* **What the task requires**: Report all lines of the records that contain "Receipts".

* **Provided records**:
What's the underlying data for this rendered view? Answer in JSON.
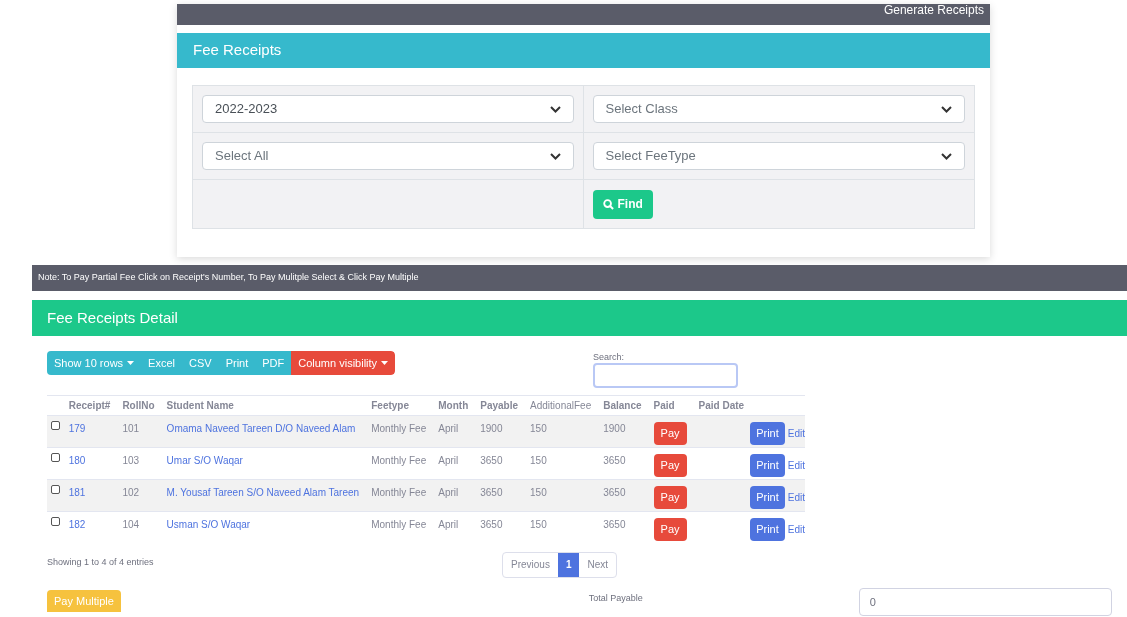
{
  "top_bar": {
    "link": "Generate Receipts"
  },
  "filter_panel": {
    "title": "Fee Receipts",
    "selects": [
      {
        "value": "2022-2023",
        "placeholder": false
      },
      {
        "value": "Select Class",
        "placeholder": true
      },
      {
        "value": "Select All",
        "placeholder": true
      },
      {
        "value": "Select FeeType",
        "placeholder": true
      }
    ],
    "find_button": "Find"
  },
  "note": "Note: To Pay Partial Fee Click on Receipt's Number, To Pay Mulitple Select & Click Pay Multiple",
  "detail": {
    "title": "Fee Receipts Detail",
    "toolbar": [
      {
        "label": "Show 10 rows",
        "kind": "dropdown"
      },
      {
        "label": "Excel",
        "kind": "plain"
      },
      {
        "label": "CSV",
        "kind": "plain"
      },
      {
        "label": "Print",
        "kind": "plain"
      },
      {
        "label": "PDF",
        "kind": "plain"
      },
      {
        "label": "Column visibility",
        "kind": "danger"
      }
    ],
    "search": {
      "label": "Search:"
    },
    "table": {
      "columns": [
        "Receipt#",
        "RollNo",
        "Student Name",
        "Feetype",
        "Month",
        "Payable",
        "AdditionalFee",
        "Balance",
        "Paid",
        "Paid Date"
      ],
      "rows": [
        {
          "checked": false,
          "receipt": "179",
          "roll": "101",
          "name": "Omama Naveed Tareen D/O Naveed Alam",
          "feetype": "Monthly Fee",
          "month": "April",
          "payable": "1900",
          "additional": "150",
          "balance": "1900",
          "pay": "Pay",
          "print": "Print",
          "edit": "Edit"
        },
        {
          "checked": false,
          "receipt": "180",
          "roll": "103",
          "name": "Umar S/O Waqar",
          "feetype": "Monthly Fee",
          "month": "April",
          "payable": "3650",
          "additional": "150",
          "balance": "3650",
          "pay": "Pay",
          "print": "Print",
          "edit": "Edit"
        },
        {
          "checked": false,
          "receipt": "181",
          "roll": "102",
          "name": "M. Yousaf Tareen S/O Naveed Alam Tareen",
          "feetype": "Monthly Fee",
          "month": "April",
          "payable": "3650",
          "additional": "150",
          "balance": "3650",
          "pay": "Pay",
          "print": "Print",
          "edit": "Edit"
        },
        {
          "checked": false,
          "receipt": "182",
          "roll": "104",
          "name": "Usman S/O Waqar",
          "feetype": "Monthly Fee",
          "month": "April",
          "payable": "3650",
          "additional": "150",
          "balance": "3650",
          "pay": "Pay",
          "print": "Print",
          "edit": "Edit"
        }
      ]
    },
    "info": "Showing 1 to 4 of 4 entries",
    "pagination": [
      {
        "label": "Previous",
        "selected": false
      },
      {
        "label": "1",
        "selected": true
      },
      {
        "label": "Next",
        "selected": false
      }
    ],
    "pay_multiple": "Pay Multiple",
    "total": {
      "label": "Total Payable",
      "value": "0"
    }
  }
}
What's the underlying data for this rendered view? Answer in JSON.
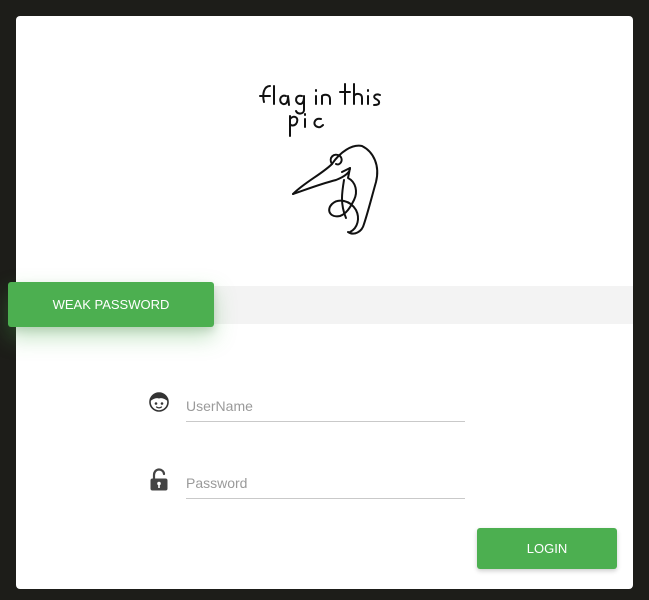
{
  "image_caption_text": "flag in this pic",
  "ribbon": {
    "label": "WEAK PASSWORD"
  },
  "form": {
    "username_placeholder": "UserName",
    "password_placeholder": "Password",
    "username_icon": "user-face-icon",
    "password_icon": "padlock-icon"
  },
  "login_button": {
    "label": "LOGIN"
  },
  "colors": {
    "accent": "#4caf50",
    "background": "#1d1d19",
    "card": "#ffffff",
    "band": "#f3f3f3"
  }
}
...
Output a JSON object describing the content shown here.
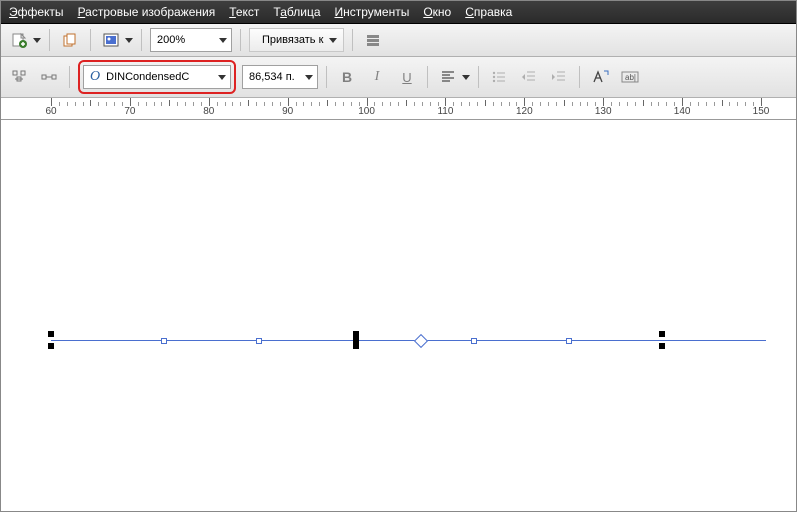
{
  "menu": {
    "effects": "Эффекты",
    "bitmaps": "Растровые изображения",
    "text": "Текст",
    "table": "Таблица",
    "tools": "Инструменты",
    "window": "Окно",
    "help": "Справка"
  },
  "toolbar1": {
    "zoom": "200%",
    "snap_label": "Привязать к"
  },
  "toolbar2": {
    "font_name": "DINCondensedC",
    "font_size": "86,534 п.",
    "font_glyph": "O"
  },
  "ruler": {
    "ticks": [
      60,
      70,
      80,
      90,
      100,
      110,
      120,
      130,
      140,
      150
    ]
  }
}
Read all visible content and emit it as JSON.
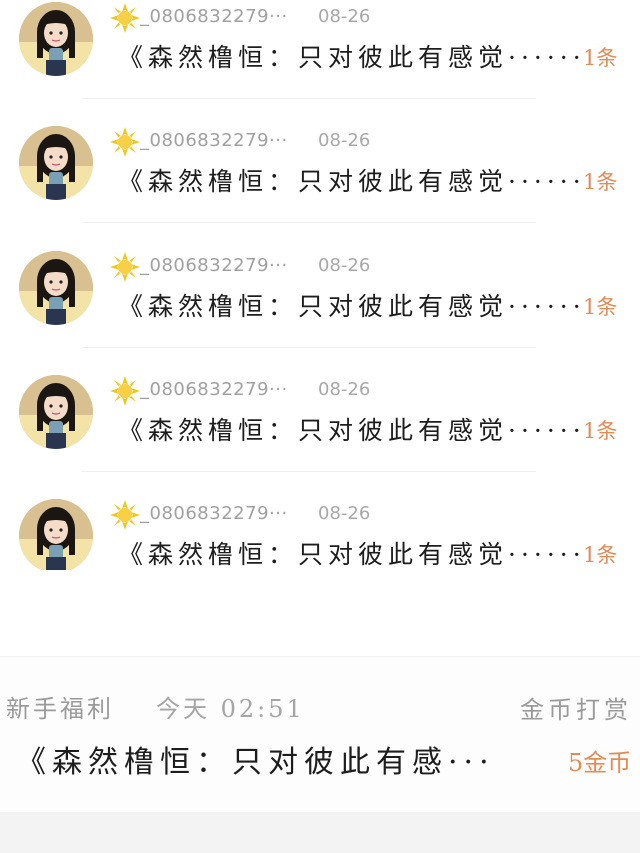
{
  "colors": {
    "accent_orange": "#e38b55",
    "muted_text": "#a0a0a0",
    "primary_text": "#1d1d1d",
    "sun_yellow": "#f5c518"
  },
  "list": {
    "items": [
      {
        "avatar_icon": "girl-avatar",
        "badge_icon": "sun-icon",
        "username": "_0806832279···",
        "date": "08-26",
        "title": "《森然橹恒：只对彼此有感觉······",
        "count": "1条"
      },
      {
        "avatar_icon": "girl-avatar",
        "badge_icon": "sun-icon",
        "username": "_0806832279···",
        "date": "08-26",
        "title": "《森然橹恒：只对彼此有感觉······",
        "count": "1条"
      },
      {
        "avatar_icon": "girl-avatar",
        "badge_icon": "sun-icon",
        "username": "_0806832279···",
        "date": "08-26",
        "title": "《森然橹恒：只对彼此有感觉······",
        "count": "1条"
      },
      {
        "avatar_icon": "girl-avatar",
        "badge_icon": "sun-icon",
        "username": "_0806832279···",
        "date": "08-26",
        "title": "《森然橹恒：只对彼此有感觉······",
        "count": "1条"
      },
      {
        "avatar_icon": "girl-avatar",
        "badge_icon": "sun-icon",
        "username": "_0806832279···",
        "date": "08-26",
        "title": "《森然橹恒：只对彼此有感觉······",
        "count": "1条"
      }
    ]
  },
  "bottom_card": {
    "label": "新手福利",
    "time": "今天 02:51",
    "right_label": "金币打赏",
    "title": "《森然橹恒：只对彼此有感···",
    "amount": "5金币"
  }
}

* **Your solution**:
    "link": "Generate Receipts"
    "title": "Fee Receipts",
    "title": "Fee Receipts Detail",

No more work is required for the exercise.